There are 9.4 million disabled people throughout the UK, accounting for 18% of the population. Independent living, where possible, is a key factor that can allow the person to lead a more fulfilled life.
There is help available
Due to the downturn in the UK economy, there has been a big reduction in the availability of independent housing provided by local authorities but the Orwell Housing Association UK has bucked this trend and grown substantially during this period. The association offers a wide range of facilities, including assisted housing and outreach services for those who live in their own homes.
Care services in the home
A visiting carer can help if you need someone to advise you on medication and personal needs. It may be that your property might need ramps and special aids to help with your mobility but there are also alarm systems that can be fitted in case of a fall or an emergency.
Local councils and specialist agencies can offer information about all these products and services and can help you lead an independent life.
Meeting new friends and taking up a hobby
Living independently can give you the opportunity to meet new people and have a normal and happy social life. If you take up a new hobby or want to go out with a group of like-minded people, this will help raise your confidence and you’ll also strike up new relationships.
If you are moving into supported housing, you’ll have the peace of mind that someone is at the end of a phone or on the premises to assist you when needed.
Sharing the cost
Most people in today’s society would like to get onto the housing ladder, but for some it seems impossible.

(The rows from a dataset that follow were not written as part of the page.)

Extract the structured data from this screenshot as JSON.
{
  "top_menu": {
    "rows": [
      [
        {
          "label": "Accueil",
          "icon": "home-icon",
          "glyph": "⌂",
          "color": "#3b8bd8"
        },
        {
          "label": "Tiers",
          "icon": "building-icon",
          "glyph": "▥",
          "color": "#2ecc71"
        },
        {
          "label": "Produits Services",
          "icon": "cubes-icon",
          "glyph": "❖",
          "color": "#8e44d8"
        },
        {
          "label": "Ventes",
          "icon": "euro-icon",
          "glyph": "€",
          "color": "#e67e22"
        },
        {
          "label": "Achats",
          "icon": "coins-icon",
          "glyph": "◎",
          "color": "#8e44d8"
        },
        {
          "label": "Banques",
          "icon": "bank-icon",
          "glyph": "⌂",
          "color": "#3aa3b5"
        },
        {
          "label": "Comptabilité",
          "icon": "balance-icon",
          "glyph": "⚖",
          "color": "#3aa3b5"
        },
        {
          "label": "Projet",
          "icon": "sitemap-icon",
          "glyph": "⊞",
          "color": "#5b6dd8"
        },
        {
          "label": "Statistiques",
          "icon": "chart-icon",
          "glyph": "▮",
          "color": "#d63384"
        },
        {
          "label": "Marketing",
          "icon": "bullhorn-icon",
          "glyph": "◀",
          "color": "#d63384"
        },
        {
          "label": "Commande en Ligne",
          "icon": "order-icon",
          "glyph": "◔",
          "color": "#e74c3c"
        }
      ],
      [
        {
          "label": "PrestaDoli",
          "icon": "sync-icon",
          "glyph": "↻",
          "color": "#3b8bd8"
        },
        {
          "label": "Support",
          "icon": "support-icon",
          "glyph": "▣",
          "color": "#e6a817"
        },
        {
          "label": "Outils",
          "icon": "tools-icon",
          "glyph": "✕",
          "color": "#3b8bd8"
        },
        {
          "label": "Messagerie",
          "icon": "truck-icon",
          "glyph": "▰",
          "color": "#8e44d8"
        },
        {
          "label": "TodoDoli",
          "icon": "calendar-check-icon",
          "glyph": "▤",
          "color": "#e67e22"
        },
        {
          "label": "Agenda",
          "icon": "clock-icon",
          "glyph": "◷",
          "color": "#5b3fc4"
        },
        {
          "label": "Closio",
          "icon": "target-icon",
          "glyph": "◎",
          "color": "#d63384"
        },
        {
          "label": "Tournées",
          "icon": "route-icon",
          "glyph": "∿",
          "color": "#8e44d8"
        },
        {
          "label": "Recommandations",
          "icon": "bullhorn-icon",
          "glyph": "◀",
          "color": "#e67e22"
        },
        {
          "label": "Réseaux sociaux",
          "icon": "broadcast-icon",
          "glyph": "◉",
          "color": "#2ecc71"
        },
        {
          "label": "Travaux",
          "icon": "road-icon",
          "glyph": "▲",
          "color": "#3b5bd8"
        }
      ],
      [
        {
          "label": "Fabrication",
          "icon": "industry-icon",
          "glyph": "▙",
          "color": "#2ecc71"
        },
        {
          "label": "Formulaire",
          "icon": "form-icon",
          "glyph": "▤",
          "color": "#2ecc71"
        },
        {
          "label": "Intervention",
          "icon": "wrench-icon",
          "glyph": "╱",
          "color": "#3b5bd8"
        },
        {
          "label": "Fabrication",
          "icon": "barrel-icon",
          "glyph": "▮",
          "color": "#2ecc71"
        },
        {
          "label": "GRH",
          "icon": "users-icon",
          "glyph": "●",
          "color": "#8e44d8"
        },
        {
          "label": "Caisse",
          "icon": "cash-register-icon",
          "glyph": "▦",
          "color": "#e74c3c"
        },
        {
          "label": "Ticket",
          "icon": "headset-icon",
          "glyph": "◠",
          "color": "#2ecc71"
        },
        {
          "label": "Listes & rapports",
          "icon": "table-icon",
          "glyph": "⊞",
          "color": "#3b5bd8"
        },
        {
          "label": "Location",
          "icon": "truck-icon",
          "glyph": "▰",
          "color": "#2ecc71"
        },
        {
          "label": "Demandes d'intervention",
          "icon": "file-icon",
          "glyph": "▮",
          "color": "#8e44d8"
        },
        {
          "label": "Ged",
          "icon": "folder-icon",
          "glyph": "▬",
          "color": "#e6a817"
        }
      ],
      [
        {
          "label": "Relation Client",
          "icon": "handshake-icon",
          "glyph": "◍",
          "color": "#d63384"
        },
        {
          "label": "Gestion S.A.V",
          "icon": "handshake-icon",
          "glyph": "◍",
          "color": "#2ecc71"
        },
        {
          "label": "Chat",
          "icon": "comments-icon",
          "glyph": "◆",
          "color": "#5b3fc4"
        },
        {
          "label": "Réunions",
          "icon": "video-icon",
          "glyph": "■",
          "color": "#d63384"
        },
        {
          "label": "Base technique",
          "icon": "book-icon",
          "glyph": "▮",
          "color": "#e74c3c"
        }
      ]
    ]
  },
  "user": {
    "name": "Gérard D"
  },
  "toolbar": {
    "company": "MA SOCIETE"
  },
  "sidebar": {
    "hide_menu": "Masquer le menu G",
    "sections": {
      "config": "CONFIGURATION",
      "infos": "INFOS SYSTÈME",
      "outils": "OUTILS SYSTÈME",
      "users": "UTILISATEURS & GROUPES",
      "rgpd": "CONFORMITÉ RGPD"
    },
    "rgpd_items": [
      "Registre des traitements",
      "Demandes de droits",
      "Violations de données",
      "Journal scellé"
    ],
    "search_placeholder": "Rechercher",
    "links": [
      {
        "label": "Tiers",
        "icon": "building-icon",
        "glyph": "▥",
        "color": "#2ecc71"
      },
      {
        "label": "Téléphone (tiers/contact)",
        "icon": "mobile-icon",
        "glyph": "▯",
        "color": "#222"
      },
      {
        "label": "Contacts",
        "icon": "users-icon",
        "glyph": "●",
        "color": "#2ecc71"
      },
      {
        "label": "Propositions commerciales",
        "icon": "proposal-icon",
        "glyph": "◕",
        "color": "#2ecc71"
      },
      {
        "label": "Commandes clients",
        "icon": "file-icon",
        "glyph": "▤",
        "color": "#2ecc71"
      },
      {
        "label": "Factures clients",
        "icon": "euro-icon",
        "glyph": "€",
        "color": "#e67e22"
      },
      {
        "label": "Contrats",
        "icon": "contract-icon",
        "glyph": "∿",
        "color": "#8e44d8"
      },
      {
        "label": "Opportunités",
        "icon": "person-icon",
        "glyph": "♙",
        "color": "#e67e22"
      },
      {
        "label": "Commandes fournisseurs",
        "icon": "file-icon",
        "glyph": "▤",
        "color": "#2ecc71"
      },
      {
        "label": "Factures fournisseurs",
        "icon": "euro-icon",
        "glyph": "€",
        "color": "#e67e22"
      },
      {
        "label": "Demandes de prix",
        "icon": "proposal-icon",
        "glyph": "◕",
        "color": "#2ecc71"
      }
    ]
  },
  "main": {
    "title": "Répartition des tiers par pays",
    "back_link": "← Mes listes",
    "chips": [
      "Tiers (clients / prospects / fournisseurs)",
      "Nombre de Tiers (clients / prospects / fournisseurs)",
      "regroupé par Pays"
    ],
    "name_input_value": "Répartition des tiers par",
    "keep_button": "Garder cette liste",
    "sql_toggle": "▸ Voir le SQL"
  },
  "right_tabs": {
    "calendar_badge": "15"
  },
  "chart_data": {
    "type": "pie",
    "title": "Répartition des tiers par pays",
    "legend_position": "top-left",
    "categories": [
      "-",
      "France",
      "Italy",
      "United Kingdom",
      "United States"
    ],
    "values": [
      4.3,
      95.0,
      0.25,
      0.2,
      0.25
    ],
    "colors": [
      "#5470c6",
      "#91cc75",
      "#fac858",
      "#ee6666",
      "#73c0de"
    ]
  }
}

One easy way of achieving this is to apply to a housing association for shared ownership of a property.
Once you have been accepted you will pay part rent and part mortgage, this means you will own part of the property and the other portion you’ll pay rent on. If at some point you decide you would like to buy the remainder you can agree with the housing association to do so.